Researchers from US company Braasch Biotech in South Dakota have been testing the "flab jab", an injection that makes the immune system attack a hormone that slows our metabolism and makes us gain weight.
After feeding obese mice a high-fat diet, they injected them with the vaccine and saw a 10 percent drop in body weight in four days, the UK's Telegraph reported.
The mice maintained the weight loss after booster injections were administered three weeks later.
"This study demonstrates the possibility of treating obesity with vaccination," lead researcher Dr Keith Haffer said.
"Although further studies are necessary to discover the long-term implications of these vaccines, treatment of human obesity with vaccination could provide physicians with a drug- and surgical-free option against the weight epidemic."
But Professor Michael Cowley, director of the Monash Obesity & Diabetes Institute at Monash University, said the study was flawed.
"It wasn't a particularly well-controlled study; the experiment wasn't well done," he told ninemsn.
The vaccine uses a peptide protein molecule called somatostatin, which suppresses the growth hormones that speed up metabolism and help weight loss.
When somatostatin is used as a vaccine, the immune system sees it as a threat and the body releases antibodies to neutralise it.
In the study, the mice's body weight was reduced but their normal growth hormones weren't affected.

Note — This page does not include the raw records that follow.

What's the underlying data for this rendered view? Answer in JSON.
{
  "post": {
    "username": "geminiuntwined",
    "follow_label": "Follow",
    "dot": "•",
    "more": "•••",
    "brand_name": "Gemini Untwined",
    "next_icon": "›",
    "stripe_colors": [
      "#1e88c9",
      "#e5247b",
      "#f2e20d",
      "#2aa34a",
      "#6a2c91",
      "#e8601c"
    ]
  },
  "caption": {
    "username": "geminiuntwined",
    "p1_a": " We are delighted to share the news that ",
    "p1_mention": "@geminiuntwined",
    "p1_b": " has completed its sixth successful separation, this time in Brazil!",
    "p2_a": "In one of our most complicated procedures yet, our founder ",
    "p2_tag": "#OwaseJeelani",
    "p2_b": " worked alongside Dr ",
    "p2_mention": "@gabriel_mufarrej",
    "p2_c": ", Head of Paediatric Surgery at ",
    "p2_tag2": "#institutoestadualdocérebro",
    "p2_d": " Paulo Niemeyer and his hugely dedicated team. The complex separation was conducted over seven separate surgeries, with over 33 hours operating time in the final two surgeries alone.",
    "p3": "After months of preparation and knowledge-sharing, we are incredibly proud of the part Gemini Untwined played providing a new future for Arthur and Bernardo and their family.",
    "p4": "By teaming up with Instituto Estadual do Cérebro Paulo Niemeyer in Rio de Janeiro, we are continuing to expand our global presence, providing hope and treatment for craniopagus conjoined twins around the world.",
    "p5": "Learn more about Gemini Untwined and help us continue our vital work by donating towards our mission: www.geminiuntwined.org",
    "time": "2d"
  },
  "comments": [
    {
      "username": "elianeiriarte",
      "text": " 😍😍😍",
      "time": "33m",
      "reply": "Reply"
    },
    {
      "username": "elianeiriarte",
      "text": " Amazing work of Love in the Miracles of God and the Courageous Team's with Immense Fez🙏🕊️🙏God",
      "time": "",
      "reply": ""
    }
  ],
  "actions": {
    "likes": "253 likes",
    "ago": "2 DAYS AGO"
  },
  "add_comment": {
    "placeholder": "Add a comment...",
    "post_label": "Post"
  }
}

A control group of mice were injected with a saline solution, but Professor Cowley said that was not an adequate control model.
"They should have used a vaccination against something else, or a scramble of hormones, rather than giving the animals nothing," he said.
"It could be that it wasn't to do with somatostatin at all, it was simply that the animals felt crook after getting the injection. It could be correct, but what they've done doesn't enable us to prove that point."
Professor Cowley also warned using growth hormones to control weight loss could have dangerous side effects.
"It causes the heart to thicken, and a raft of other side effects. That's why human growth hormone is not used except for in patients who have low levels of growth hormone," he said.
"The side effects of using growth hormone for weight loss would outweigh the benefits, and certainly the US Food and Drug Administration has never let a company use growth hormone supplementation as a weight loss aid."
More than 4 million Australians are obese, which is defined as having a body mass index (BMI) greater than 30.
Obesity is the leading cause of premature illness and death in Australia, and if weight gain continues at current levels, 80 percent of adult Australians will be overweight or obese by 2020.
Professor Cowley said a new drug, lorcaserin, is a much better breakthrough, because the comprehensive study on thousands of people who took it found they lost an average of 5.8 percent of their body weight.